═══ Input
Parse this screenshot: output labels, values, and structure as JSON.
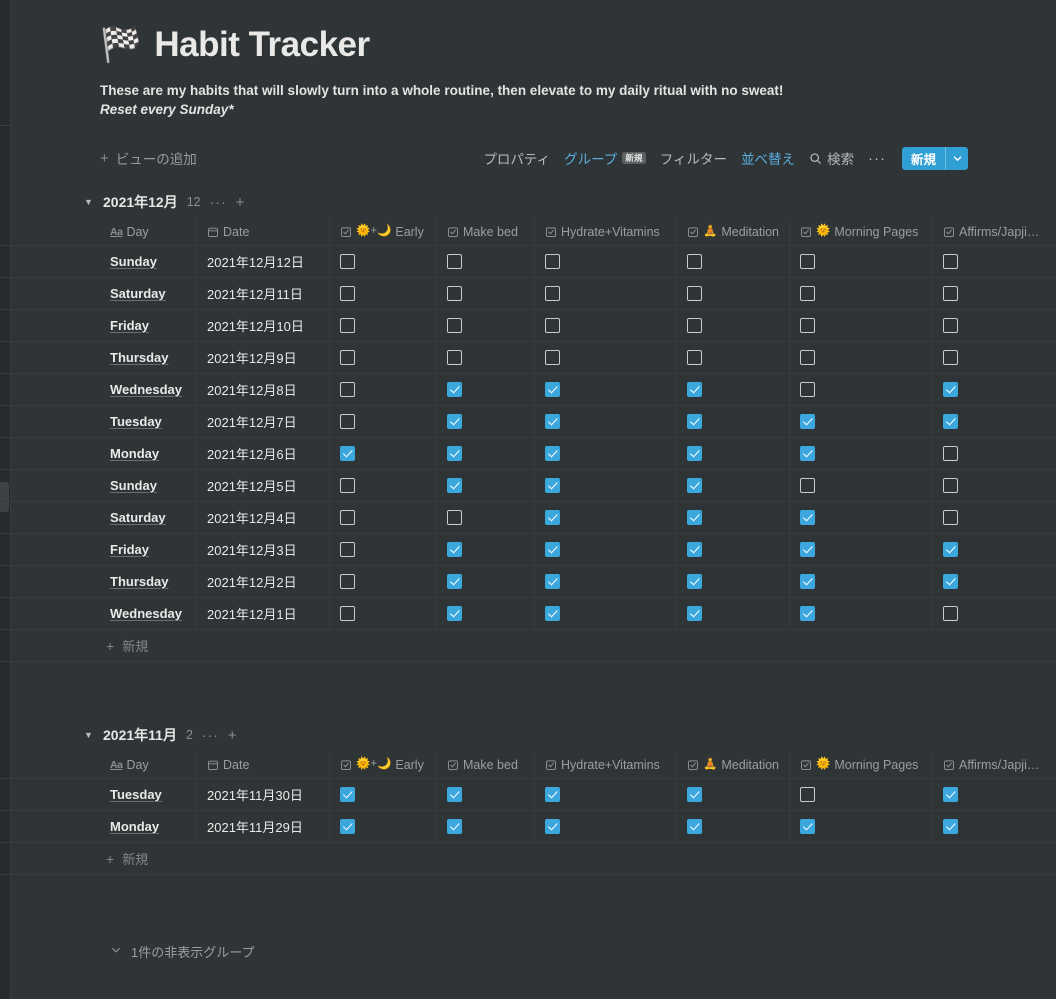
{
  "page": {
    "emoji": "🏁",
    "title": "Habit Tracker",
    "description_line1": "These are my habits that will slowly turn into a whole routine, then elevate to my daily ritual with no sweat!",
    "description_line2": "Reset every Sunday*"
  },
  "toolbar": {
    "add_view_plus": "+",
    "add_view_label": "ビューの追加",
    "properties_label": "プロパティ",
    "group_label": "グループ",
    "group_badge": "新規",
    "filter_label": "フィルター",
    "sort_label": "並べ替え",
    "search_label": "検索",
    "more_label": "···",
    "new_button_label": "新規",
    "new_button_caret": "⌄",
    "accent_color": "#2f9fd4",
    "link_color": "#5aaddc"
  },
  "columns": [
    {
      "key": "day",
      "label": "Day",
      "icon": "Aa",
      "icon_name": "text-property-icon"
    },
    {
      "key": "date",
      "label": "Date",
      "icon": "calendar",
      "icon_name": "calendar-icon"
    },
    {
      "key": "early",
      "label": "Early",
      "icon": "checkbox",
      "emoji": "🌞+🌙"
    },
    {
      "key": "makebed",
      "label": "Make bed",
      "icon": "checkbox",
      "emoji": ""
    },
    {
      "key": "hydrate",
      "label": "Hydrate+Vitamins",
      "icon": "checkbox",
      "emoji": ""
    },
    {
      "key": "meditation",
      "label": "Meditation",
      "icon": "checkbox",
      "emoji": "🧘"
    },
    {
      "key": "morning",
      "label": "Morning Pages",
      "icon": "checkbox",
      "emoji": "🌞"
    },
    {
      "key": "affirms",
      "label": "Affirms/Japji…",
      "icon": "checkbox",
      "emoji": ""
    }
  ],
  "groups": [
    {
      "caret": "▼",
      "name": "2021年12月",
      "count": "12",
      "dots": "···",
      "plus": "+",
      "rows": [
        {
          "day": "Sunday",
          "date": "2021年12月12日",
          "checks": [
            false,
            false,
            false,
            false,
            false,
            false
          ]
        },
        {
          "day": "Saturday",
          "date": "2021年12月11日",
          "checks": [
            false,
            false,
            false,
            false,
            false,
            false
          ]
        },
        {
          "day": "Friday",
          "date": "2021年12月10日",
          "checks": [
            false,
            false,
            false,
            false,
            false,
            false
          ]
        },
        {
          "day": "Thursday",
          "date": "2021年12月9日",
          "checks": [
            false,
            false,
            false,
            false,
            false,
            false
          ]
        },
        {
          "day": "Wednesday",
          "date": "2021年12月8日",
          "checks": [
            false,
            true,
            true,
            true,
            false,
            true
          ]
        },
        {
          "day": "Tuesday",
          "date": "2021年12月7日",
          "checks": [
            false,
            true,
            true,
            true,
            true,
            true
          ]
        },
        {
          "day": "Monday",
          "date": "2021年12月6日",
          "checks": [
            true,
            true,
            true,
            true,
            true,
            false
          ]
        },
        {
          "day": "Sunday",
          "date": "2021年12月5日",
          "checks": [
            false,
            true,
            true,
            true,
            false,
            false
          ]
        },
        {
          "day": "Saturday",
          "date": "2021年12月4日",
          "checks": [
            false,
            false,
            true,
            true,
            true,
            false
          ]
        },
        {
          "day": "Friday",
          "date": "2021年12月3日",
          "checks": [
            false,
            true,
            true,
            true,
            true,
            true
          ]
        },
        {
          "day": "Thursday",
          "date": "2021年12月2日",
          "checks": [
            false,
            true,
            true,
            true,
            true,
            true
          ]
        },
        {
          "day": "Wednesday",
          "date": "2021年12月1日",
          "checks": [
            false,
            true,
            true,
            true,
            true,
            false
          ]
        }
      ],
      "new_row_plus": "+",
      "new_row_label": "新規"
    },
    {
      "caret": "▼",
      "name": "2021年11月",
      "count": "2",
      "dots": "···",
      "plus": "+",
      "rows": [
        {
          "day": "Tuesday",
          "date": "2021年11月30日",
          "checks": [
            true,
            true,
            true,
            true,
            false,
            true
          ]
        },
        {
          "day": "Monday",
          "date": "2021年11月29日",
          "checks": [
            true,
            true,
            true,
            true,
            true,
            true
          ]
        }
      ],
      "new_row_plus": "+",
      "new_row_label": "新規"
    }
  ],
  "footer": {
    "hidden_groups_caret": "⌄",
    "hidden_groups_label": "1件の非表示グループ"
  }
}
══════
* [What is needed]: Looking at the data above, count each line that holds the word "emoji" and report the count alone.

* [Exercise output]: 7